Work request:
What is needed is each line of the data below that holds the string "true".

Supplied records:
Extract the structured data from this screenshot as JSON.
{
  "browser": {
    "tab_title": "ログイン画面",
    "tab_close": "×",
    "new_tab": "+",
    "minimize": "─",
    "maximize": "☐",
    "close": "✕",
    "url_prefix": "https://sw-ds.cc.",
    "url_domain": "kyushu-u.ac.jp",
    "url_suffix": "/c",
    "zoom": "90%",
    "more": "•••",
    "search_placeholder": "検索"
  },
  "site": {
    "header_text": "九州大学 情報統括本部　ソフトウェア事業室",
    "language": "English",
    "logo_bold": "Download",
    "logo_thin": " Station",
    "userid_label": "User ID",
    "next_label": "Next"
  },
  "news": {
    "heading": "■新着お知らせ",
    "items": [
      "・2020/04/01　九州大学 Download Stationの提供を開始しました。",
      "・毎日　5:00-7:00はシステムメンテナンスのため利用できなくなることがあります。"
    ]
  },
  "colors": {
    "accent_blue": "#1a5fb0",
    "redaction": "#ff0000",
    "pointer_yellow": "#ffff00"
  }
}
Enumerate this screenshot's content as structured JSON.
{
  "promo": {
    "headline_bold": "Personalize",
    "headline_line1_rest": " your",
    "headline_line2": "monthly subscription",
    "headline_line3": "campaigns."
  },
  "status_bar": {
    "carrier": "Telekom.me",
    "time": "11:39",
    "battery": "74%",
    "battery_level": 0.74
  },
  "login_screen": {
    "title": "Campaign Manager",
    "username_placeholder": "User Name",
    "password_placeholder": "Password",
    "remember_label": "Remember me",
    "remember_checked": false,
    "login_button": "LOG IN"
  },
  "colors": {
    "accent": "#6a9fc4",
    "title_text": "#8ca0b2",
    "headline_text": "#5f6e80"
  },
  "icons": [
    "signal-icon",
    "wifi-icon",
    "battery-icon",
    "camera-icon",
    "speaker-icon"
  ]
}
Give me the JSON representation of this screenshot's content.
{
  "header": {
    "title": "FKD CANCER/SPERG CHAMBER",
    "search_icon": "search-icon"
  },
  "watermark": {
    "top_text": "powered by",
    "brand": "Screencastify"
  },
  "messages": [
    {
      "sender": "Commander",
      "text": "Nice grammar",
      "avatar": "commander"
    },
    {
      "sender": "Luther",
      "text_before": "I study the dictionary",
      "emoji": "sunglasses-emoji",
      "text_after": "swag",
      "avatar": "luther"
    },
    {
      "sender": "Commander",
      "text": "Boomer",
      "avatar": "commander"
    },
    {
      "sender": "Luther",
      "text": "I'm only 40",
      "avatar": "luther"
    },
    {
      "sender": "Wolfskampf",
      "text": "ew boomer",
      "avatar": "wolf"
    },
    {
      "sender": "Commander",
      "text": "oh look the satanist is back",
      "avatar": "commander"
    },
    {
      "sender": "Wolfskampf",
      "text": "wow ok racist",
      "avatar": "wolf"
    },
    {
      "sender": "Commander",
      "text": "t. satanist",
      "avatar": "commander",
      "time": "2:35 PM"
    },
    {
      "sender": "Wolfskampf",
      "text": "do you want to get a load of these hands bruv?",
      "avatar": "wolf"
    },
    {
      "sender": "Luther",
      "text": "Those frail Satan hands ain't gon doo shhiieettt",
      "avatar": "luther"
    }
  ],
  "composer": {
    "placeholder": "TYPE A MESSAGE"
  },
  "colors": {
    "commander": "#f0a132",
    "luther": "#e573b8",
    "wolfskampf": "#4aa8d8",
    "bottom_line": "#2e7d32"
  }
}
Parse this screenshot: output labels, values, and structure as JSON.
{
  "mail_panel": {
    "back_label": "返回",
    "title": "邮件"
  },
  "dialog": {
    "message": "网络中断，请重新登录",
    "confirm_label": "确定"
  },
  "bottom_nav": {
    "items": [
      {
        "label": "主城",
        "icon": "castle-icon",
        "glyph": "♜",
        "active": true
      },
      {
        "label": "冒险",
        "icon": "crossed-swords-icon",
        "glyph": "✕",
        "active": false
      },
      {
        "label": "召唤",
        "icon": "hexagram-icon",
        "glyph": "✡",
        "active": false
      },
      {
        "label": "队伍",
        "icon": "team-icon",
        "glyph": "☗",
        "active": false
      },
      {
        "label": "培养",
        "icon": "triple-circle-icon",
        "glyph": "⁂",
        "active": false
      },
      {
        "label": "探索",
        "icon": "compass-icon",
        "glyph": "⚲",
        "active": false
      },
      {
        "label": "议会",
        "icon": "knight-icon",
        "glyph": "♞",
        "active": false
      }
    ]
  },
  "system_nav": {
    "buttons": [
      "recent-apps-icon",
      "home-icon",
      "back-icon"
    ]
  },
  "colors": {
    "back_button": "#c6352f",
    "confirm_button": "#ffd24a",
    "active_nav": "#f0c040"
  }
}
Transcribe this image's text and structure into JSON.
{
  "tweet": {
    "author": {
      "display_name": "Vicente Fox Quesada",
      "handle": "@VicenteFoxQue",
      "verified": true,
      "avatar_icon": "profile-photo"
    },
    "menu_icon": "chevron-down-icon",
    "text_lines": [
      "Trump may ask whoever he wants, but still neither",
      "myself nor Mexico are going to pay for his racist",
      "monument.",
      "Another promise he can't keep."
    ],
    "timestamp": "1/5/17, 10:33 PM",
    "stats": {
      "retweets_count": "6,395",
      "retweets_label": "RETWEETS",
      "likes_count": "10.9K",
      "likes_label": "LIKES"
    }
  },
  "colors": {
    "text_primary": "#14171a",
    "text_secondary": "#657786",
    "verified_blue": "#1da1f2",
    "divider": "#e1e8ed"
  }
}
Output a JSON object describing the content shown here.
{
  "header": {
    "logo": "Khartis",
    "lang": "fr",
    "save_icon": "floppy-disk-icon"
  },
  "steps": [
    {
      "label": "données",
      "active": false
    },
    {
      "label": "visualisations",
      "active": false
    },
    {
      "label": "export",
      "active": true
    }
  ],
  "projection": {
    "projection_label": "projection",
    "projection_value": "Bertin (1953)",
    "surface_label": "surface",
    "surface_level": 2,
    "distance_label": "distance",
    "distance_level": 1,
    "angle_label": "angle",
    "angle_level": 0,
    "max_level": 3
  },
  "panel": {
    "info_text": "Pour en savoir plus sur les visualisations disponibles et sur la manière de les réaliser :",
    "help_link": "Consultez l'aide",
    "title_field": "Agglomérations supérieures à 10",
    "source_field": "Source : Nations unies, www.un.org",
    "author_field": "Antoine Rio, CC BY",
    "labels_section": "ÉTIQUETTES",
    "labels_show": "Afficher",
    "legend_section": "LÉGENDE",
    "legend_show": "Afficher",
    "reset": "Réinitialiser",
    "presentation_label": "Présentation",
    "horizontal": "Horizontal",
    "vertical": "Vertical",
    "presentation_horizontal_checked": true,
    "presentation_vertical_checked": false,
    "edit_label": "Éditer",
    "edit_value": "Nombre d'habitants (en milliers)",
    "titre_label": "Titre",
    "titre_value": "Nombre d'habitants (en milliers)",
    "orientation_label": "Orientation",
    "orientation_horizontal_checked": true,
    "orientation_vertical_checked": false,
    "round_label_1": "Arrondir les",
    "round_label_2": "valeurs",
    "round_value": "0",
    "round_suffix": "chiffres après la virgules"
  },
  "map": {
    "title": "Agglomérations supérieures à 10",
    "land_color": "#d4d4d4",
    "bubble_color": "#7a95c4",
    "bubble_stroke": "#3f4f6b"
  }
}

Result of the task:
        "active": true
      "verified": true,
      "active": true
    "presentation_horizontal_checked": true,
    "orientation_horizontal_checked": true,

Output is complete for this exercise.